Asbestos Lawsuits Over 2004 RNC Exposure

While many Americans would like to forget the 2004 presidential “election”–with its fenced “free speech zones” and numerous arrests of dissidents–it seems that the legacy will be with us for decades. It has to do with the arrests and those who took protestors into custody, as well as the location at which those who voiced disagreement with the Republican Party platform were taken–coincidentally, a location intimately associated with one of the most infamous names in the convoluted history of asbestos. W.R. Grace & Company, currently the defendant in the case surrounding Libby, Montana, where the company operated a vermiculite mine and an asbestos operation for several years, was once the owner of New York City’s Pier 57. The structure was then turned over to the Metro Transit Authority, which used the building as a terminal until 2003. In September of that year, Pier 57 came under control of the Hudson River Trust, which is a named defendant in the current lawsuit.

It was apparent that the building needed major restoration: according to an environmental impact report, the aging HVAC system was in deteriorating condition, the electrical wiring had not been upgraded in half a century, emergency lighting was in disrepair, and poor drainage had led to the accumulation of “oily waste” materials on the ground floor.
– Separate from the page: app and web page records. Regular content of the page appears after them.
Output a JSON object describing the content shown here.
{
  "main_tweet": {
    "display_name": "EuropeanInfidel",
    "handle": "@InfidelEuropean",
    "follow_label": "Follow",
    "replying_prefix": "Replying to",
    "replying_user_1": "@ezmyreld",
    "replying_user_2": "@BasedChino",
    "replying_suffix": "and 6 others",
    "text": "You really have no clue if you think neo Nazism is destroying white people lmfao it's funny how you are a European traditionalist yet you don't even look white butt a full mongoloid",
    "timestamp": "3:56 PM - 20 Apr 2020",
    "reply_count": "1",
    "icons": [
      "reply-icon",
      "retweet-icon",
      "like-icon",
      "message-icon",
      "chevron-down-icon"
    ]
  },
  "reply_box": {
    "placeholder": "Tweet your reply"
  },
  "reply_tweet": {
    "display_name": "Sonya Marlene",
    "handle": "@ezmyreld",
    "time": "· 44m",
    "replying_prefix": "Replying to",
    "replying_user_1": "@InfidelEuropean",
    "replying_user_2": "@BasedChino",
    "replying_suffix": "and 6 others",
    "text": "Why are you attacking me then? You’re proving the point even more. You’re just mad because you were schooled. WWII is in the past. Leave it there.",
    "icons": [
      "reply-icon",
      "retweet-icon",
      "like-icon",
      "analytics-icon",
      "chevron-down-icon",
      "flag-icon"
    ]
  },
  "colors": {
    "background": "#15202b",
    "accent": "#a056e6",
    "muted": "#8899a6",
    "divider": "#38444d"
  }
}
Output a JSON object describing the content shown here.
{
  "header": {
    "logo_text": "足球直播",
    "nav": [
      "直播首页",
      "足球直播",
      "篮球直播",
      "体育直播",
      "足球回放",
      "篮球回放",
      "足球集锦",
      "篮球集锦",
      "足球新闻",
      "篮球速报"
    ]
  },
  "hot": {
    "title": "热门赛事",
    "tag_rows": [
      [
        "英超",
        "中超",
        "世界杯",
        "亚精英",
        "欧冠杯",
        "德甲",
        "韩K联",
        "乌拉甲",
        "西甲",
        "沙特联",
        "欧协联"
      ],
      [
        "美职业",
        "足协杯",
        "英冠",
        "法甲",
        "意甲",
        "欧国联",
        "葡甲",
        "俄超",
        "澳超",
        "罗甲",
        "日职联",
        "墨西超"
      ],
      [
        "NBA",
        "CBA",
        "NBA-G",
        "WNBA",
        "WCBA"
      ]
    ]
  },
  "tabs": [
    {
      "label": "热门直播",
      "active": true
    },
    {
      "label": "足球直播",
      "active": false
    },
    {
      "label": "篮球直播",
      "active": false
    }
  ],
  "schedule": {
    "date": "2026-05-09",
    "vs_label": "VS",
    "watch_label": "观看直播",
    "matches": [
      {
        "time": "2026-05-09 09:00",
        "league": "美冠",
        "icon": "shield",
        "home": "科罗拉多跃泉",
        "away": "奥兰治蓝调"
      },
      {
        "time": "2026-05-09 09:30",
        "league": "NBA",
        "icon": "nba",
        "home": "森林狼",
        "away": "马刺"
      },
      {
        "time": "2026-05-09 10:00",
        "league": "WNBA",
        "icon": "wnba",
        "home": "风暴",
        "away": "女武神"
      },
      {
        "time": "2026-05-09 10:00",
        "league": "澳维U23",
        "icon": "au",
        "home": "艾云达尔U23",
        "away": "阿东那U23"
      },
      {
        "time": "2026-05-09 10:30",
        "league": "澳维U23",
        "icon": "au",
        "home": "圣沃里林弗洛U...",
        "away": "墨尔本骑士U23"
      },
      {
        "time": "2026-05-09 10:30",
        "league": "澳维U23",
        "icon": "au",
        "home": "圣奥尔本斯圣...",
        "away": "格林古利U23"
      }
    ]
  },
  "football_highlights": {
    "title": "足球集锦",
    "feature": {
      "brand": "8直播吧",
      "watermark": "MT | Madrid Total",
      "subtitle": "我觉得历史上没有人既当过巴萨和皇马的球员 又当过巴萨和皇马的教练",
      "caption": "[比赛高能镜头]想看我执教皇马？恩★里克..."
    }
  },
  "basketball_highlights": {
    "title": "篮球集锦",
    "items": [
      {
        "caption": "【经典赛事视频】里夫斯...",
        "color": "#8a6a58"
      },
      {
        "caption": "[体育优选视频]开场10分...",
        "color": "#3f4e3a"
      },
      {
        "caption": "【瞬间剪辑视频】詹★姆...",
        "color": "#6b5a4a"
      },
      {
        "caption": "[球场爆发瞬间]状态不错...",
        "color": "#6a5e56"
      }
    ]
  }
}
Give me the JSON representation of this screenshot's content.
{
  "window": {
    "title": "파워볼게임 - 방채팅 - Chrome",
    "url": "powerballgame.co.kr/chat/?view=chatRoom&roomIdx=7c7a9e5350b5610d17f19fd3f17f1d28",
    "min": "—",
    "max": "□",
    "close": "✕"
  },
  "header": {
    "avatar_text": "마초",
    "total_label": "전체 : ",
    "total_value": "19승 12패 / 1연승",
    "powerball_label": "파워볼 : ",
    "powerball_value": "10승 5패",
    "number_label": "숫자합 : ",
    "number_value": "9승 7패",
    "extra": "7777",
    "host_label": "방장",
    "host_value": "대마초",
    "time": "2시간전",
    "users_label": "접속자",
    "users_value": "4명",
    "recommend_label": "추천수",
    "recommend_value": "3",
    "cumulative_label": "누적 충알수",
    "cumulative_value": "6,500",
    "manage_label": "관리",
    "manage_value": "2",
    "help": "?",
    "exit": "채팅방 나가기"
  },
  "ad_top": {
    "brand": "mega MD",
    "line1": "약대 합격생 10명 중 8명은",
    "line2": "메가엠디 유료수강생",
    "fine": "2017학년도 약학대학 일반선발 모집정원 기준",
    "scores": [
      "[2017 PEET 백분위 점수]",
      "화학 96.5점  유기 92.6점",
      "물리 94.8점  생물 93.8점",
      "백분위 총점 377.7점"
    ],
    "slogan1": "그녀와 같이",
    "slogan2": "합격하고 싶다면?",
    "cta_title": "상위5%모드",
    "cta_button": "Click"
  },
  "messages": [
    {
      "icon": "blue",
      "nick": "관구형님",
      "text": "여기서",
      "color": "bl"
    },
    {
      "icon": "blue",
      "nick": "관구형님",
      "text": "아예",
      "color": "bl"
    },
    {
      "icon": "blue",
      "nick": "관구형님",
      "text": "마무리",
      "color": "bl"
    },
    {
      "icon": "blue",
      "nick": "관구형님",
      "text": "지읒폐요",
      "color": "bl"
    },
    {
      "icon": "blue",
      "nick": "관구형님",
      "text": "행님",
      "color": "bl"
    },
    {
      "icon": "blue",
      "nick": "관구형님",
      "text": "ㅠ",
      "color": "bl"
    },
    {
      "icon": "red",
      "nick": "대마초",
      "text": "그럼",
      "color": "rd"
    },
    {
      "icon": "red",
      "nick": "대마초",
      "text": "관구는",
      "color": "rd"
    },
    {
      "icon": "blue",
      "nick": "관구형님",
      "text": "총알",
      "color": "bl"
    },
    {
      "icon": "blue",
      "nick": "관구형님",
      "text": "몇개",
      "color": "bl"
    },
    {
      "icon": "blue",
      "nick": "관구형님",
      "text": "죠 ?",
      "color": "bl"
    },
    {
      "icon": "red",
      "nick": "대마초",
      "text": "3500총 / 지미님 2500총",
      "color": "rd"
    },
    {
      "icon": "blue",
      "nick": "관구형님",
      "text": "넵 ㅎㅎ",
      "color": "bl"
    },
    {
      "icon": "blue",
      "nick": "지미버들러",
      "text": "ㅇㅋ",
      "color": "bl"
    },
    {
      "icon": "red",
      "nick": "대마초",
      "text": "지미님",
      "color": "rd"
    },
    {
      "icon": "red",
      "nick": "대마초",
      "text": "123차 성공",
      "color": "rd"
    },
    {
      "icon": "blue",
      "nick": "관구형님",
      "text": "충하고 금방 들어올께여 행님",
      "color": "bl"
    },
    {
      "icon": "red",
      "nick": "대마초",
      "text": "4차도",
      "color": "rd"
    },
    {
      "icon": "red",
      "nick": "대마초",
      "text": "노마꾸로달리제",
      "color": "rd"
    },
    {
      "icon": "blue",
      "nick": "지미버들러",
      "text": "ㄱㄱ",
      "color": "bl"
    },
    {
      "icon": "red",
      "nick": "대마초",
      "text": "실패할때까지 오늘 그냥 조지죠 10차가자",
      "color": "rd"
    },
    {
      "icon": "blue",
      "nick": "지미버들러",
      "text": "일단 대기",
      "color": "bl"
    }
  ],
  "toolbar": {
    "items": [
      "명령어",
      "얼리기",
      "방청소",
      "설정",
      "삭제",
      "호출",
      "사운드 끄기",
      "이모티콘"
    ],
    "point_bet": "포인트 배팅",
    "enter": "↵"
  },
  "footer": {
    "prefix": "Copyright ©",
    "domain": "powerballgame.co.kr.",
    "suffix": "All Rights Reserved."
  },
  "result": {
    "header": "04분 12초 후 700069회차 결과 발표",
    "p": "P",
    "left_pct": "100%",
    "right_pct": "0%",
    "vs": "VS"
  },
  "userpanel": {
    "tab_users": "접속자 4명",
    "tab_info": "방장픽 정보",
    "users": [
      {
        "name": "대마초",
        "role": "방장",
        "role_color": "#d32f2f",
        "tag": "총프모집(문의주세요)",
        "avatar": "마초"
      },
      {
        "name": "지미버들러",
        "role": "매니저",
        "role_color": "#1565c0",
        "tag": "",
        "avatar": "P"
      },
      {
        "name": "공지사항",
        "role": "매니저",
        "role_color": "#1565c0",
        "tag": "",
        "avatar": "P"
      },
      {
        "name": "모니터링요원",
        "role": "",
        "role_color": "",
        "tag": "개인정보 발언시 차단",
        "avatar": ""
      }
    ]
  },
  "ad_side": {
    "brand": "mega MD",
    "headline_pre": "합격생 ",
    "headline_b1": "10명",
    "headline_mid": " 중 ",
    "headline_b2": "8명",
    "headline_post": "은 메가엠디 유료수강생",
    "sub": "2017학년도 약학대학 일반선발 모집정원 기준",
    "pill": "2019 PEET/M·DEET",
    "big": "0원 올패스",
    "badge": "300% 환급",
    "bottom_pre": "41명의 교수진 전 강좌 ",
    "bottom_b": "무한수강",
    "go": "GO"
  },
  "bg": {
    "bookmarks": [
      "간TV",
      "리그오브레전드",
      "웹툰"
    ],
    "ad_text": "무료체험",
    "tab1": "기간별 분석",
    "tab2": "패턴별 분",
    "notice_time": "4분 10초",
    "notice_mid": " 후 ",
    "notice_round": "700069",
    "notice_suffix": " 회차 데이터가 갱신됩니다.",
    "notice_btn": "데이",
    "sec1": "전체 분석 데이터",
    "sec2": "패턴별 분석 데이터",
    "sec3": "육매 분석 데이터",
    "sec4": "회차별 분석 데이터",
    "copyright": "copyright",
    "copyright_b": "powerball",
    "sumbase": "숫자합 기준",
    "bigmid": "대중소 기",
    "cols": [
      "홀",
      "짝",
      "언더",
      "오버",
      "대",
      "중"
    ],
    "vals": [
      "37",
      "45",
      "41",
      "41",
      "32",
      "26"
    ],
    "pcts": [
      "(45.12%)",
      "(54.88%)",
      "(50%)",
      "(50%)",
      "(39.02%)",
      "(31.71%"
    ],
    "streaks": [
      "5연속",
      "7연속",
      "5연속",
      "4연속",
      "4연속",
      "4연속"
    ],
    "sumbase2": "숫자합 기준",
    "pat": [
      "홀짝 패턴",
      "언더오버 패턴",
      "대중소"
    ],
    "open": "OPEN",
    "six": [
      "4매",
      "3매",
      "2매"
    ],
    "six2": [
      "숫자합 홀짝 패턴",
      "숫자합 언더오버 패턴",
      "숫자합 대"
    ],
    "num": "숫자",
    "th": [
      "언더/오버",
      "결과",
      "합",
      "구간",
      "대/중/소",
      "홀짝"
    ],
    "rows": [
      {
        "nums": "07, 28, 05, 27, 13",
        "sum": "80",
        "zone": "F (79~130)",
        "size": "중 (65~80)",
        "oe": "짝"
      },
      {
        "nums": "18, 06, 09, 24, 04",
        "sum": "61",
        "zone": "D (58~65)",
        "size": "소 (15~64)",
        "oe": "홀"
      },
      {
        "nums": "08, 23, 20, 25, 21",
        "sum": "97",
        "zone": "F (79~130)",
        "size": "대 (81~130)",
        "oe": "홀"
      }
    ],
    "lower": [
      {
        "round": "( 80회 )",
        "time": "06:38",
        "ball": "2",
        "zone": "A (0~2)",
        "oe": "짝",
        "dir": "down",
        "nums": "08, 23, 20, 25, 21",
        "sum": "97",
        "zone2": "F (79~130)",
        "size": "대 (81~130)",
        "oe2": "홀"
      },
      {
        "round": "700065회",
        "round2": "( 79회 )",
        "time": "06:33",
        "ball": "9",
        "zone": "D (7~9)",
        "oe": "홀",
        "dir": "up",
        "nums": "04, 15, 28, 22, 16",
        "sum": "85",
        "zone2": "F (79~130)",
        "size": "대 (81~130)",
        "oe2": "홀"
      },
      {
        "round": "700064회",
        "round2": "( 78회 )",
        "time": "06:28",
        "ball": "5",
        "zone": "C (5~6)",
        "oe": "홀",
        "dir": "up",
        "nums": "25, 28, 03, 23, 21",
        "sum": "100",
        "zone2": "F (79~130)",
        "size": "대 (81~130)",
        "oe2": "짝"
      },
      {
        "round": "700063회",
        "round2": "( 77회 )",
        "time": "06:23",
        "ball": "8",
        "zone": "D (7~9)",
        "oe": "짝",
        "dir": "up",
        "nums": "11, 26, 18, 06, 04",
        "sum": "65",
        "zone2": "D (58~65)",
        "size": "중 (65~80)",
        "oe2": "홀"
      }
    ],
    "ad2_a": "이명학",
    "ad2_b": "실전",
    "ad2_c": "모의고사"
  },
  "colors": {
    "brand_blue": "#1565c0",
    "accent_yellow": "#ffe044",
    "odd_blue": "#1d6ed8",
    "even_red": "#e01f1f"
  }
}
In addition, 40% of the asbestos in the building was “friable”–in a crumbling state in which fibers were released into the air. It is not known if this report was made available to the NYPD when it acquired temporary use of the facility in preparation for the “National Security Event” that was to be the 2004 Republican National Convention. What is now known is that officers and detainees alike have been suffering from health affects consistent with asbestos exposure. According to plaintiffs who were arrested and held at the facility, the average period of detention in what were toxic conditions was 33 hours. James Mahoney, a retired MTA dispatcher, said that it was his belief that “there was a cluster of cancer cases at the depot.”